Minnesota job skills training trying to reach deeper into ag sector
Farmers and agribusiness who want to learn more about the Minnesota Dual-Training Pipeline can participate in a one-hour online forum at 1 p.m., Feb. 7, 2023.
ST. PAUL — Minnesota wants more farms and agribusinesses to take advantage of a state program that helps pay for training in careers such as farm manager, swine technician and equipment mechanic.
The Department of Labor and Industry, the Minnesota Dual-Training Pipeline will pay for $6,000 worth of education per worker, with up to $150,000 per employer.
Agriculture is one of four employment sectors targeted by the program. Farmers and agribusiness who want to learn more can participate in a one-hour online forum at 1 p.m., Feb. 7. Those interested can find the registration link at https://www.dli.mn.gov/business/workforce/pipeline-events .
A grant application program opens March 1 and closes April 3.
While agriculture is one of four areas of emphasis, along with advanced manufacturing, health care services and information technology, state officials say the program has more typically been used by larger agribusiness than by farms, but they are hoping to reach more small employers.
American Crystal Sugar has used the grants to train workers at its sugarbeet processing plant in Moorhead. While Crystal is an agribusiness, the training grants have been used for mechatronics in its sugar refining.
The situation is similar for Seneca Foods in Montgomery and AGCO in Jackson.
“So they are kind of intertwined, but I also want to break more into the agriculture industry,” said Erik Holtan, a consultant for the program.
The Feb. 7 online presentation will include information from the Minnesota Landscape Arboretum, which has used grants from the dual pipeline program.

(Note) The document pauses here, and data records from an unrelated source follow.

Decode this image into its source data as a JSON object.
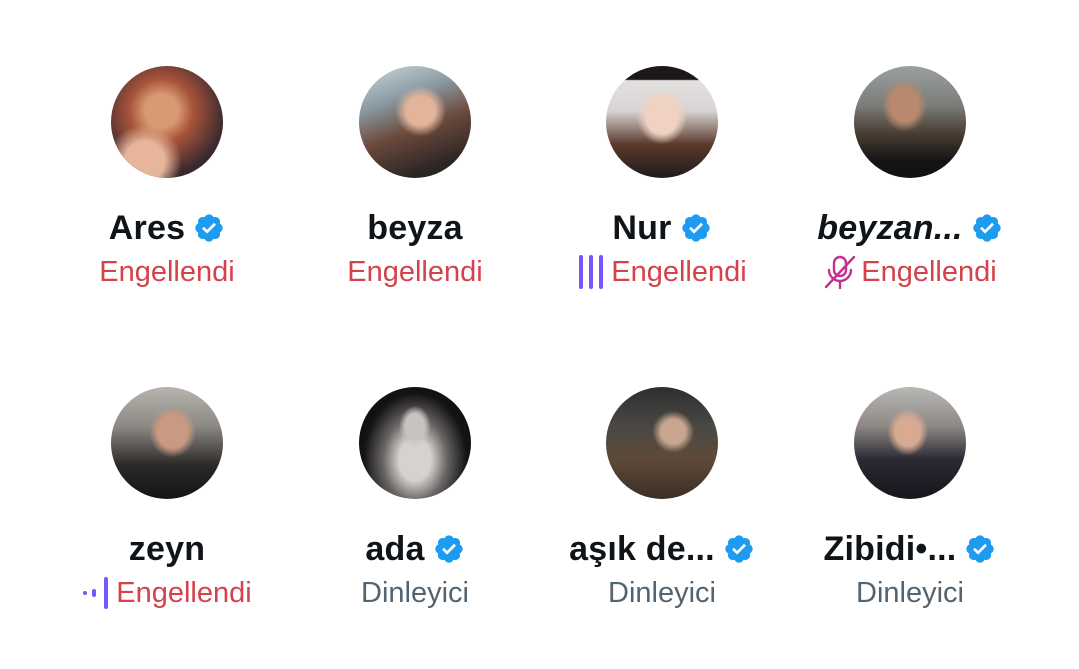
{
  "colors": {
    "blocked": "#d4424b",
    "listener": "#536471",
    "verified": "#1d9bf0",
    "speaking_indicator": "#7856ff",
    "muted_mic": "#c3328f"
  },
  "participants": [
    {
      "name": "Ares",
      "verified": true,
      "status": "Engellendi",
      "status_kind": "blocked",
      "indicator": "none"
    },
    {
      "name": "beyza",
      "verified": false,
      "status": "Engellendi",
      "status_kind": "blocked",
      "indicator": "none"
    },
    {
      "name": "Nur",
      "verified": true,
      "status": "Engellendi",
      "status_kind": "blocked",
      "indicator": "speaking-bars-icon"
    },
    {
      "name": "beyzan...",
      "verified": true,
      "status": "Engellendi",
      "status_kind": "blocked",
      "indicator": "muted-mic-icon"
    },
    {
      "name": "zeyn",
      "verified": false,
      "status": "Engellendi",
      "status_kind": "blocked",
      "indicator": "audio-level-icon"
    },
    {
      "name": "ada",
      "verified": true,
      "status": "Dinleyici",
      "status_kind": "listener",
      "indicator": "none"
    },
    {
      "name": "aşık de...",
      "verified": true,
      "status": "Dinleyici",
      "status_kind": "listener",
      "indicator": "none"
    },
    {
      "name": "Zibidi•...",
      "verified": true,
      "status": "Dinleyici",
      "status_kind": "listener",
      "indicator": "none"
    }
  ]
}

“In addition to being a training provider themselves, they also are a really large working farm. And they have leveraged this program for themselves to train folks in horticulture farm manager kind of roles,” said Dan Solomon, manager of the Minnesota Dual-Training Pipeline. “We know, it's really helpful for employers to not just hear from program staff, but also hear from folks in the field, who can share about their experience with the program and how to set up dual training.”
The program has about a dozen job categories that are eligible and plan to add reimbursement for veterinary training.
While the business or farm needs to be in Minnesota to be eligible, Solomon said the training could come from an out-of-state school, private school, or online school. But he said the training needs to result in some sort of degree, certificate or industry recognized credential.
Solomon said that while typically the training is happening in the same months that the worker is on the job, there may be some flexibility for more seasonal jobs.
“Ag has been a challenging industry of our four industries, but I think we're constantly trying to learn and adapt,” Solomon said.